Technically, all a free trader cares about is the weight-to-value ratio of their cargo. It doesn’t actually matter what they’re selling, just how much profit they can extract. However, it can be useful to know the answers to these questions, for worldbuilding and immersion reasons but also practical ones. If a teammate gets injured, whether you’re carrying medicine or datapads suddenly becomes very important.
Trade goods can be divided into three categories:
Bulk goods are generally raw materials, and have a low weight-to-value ratio. They’re things like food, raw minerals and common gases, and fuel for fusion reactors.
Manufactured goods are processed and useful items. Most consumer-grade electronics fall into this category. This category also includes medicine (and drugs), complex alloys, and machinery or weapons.
Luxury goods are expensive and hard to get. Advanced electronics fall into this category, as do rare medicines, drugs and chemicals. This also includes advanced tech, like lasers or smart weapons - things that are hard to get outside of the Firmament.
Everything described above is generally only traded at a star system level. They might be valuable, but even the most expensive luxury goods are rarely worth transporting at an interstellar scale unless an importer is paying extra for them.
Planets and stations may trade with each other, but the star system as a whole generally needs to be self-sufficient if it’s going to survive. Large freighters loaded with food, medicine or weapons are generally only a hallmark of very young colonies that can’t support themselves yet.
However, there are some goods that are an exception - they have such a high weight-to-value ratio that they’re actually worth hauling to another star system. These are often things that are rare enough in the Firmament that a given star system won’t necessarily have them.
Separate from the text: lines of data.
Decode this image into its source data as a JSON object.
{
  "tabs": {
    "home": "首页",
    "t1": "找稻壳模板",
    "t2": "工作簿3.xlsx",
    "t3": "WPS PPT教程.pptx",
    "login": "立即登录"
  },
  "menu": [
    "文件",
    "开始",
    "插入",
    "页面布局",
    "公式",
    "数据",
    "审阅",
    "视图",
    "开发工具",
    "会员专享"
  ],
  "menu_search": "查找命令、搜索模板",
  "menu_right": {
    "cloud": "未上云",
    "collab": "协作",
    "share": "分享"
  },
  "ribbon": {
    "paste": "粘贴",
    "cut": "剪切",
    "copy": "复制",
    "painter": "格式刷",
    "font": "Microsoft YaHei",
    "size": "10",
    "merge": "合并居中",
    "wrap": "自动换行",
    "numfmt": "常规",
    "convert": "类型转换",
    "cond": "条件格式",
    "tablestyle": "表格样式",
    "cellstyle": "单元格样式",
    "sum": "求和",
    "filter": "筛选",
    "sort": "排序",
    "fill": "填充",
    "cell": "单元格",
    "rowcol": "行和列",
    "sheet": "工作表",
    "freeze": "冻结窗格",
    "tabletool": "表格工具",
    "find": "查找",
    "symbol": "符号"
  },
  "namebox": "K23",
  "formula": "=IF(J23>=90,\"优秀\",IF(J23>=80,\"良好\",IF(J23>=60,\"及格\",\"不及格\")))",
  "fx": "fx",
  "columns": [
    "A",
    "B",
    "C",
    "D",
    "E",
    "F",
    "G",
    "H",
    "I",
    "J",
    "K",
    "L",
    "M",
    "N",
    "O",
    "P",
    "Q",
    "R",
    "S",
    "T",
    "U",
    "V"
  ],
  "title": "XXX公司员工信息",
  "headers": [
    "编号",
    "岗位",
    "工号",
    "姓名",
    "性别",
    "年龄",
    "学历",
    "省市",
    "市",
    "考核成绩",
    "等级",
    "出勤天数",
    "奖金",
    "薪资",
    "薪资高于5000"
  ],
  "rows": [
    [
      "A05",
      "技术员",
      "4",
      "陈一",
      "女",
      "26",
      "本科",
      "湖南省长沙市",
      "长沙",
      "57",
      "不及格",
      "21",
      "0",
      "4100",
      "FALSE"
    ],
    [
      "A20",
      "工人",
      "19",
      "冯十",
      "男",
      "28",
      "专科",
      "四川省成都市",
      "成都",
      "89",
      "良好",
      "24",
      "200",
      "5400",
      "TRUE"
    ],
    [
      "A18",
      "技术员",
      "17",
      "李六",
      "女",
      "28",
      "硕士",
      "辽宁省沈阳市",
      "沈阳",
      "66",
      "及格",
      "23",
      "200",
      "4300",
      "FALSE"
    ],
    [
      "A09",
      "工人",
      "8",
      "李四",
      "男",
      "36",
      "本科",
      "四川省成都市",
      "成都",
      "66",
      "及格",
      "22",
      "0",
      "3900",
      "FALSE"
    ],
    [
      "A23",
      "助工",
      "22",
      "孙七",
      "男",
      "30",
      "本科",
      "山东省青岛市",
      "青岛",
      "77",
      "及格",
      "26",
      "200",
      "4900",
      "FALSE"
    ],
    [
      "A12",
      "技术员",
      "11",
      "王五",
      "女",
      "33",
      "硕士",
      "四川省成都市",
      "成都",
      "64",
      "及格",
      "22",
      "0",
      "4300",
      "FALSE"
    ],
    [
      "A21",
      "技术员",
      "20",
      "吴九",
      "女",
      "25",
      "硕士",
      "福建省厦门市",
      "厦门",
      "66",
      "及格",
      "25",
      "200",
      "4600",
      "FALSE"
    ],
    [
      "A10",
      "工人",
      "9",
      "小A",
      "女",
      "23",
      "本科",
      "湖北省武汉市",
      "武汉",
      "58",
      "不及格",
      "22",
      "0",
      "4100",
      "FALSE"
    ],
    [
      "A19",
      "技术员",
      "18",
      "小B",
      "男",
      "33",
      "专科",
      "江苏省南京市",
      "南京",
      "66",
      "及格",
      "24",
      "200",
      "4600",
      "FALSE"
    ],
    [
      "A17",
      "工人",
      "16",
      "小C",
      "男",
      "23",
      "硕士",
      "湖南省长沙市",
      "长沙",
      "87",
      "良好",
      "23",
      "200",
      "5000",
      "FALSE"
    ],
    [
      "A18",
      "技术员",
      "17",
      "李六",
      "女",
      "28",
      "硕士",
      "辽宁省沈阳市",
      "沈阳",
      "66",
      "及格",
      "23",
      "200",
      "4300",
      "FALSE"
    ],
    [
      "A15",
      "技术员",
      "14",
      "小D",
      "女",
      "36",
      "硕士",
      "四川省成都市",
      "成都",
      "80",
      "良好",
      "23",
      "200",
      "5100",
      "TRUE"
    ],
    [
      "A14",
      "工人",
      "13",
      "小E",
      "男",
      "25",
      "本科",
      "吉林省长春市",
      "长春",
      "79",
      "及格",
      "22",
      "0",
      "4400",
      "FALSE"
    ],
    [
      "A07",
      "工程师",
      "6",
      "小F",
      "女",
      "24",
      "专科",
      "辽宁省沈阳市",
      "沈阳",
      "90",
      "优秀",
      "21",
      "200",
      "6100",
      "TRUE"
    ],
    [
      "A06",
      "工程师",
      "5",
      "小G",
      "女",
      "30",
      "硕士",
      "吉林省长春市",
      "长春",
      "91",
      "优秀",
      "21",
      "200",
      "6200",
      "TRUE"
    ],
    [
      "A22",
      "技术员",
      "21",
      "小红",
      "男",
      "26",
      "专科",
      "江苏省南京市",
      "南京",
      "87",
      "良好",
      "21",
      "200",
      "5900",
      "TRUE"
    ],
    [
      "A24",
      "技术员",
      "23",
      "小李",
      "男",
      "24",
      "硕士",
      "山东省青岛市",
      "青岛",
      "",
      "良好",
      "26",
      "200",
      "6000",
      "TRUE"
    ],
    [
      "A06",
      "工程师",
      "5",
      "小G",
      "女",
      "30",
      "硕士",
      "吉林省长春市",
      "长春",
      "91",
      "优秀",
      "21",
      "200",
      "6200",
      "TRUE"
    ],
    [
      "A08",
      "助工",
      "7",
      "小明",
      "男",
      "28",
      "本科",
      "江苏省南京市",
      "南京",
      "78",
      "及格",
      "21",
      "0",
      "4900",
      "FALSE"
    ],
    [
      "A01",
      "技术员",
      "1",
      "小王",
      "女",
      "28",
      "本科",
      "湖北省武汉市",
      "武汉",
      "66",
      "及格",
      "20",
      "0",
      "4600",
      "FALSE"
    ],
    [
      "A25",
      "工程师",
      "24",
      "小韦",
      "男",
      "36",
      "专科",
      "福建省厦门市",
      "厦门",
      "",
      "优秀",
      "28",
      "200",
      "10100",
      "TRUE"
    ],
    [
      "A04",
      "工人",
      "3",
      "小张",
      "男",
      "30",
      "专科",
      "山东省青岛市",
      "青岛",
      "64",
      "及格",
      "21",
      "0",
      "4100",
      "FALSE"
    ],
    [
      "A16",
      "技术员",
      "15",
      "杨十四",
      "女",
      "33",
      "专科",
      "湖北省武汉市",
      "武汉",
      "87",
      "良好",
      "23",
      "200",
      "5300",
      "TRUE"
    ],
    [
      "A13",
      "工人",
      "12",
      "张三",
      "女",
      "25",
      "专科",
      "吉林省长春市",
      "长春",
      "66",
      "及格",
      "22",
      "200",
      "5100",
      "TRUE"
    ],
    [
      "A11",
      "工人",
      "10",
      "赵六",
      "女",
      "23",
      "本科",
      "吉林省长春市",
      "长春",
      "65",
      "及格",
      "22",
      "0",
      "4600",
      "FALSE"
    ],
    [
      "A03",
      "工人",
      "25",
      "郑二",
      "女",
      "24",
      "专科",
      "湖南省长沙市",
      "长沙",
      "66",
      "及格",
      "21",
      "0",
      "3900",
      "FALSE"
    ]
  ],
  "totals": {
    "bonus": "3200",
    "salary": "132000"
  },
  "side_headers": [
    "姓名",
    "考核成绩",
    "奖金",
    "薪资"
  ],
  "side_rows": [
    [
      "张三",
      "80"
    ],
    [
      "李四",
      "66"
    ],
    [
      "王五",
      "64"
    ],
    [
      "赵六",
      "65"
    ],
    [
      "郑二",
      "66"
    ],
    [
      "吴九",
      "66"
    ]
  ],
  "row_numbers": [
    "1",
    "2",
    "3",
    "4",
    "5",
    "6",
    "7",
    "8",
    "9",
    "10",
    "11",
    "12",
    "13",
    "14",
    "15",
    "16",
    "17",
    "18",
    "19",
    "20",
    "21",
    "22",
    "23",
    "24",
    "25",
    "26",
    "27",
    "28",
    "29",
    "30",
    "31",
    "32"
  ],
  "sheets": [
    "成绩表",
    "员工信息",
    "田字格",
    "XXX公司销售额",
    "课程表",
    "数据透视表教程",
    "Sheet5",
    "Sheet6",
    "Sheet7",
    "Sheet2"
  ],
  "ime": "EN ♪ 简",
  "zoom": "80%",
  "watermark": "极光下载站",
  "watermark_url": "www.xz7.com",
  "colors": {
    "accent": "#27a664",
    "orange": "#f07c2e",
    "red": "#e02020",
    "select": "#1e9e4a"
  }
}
So what is valuable enough to haul across metaspace?
- Rare crystals are often required for the most advanced electronics and optics, and for very powerful lasers. Because they’re rare, they also have decorative value.
- Rare microorganisms, plants or organic compounds found on certain worlds are often very difficult to cultivate elsewhere, while they are abundant on their homeworlds. The microbes required for modern longevity treatments fall into this category.
- Rare gases of various types are a critical component for hypersleep (“suspension gas”), energy-based weapons, and the burgeoning field of force field technology. And also certain medicines.
- Exotic particles such as contained antimatter are an essential component of the spike drive and stealth system. They are also needed for cutting-edge research into metadimensional space, as well as research into black holes and wormholes.
- Dark matter can only be harvested from black holes, with great difficulty and specialised equipment. No one knows what it does, but it’s incredibly rare and valuable for research into the nature of the universe.
- Advanced products. These aren’t just lasers or terraforming engines, but pieces of technology so complex and difficult to make that they must be imported from systems that have the infrastructure and expertise to produce them. Examples include Type-I spike drives, terraforming engines and longevity treatments.
- Data, research and information. Experiments based on local conditions or alien life are valuable on the interstellar stage, and can be stored in a hyper-compact format. This category includes navkeys to star systems outside the Firmament and blueprints or other forms of instruction and education.
- Skills. Trading in blueprints is one thing, but they are often useless without specialists who are capable of understanding and implementing them. Scientists, engineers and other experts in their field are in vital demand throughout the Firmament.
- Commodities are things that are valuable purely because they are rare. Things like gold and diamond don’t really fit into this category any more. Art pieces, relics from Old Earth, and souvenirs from exploratory missions beyond the Firmament definitely do, though.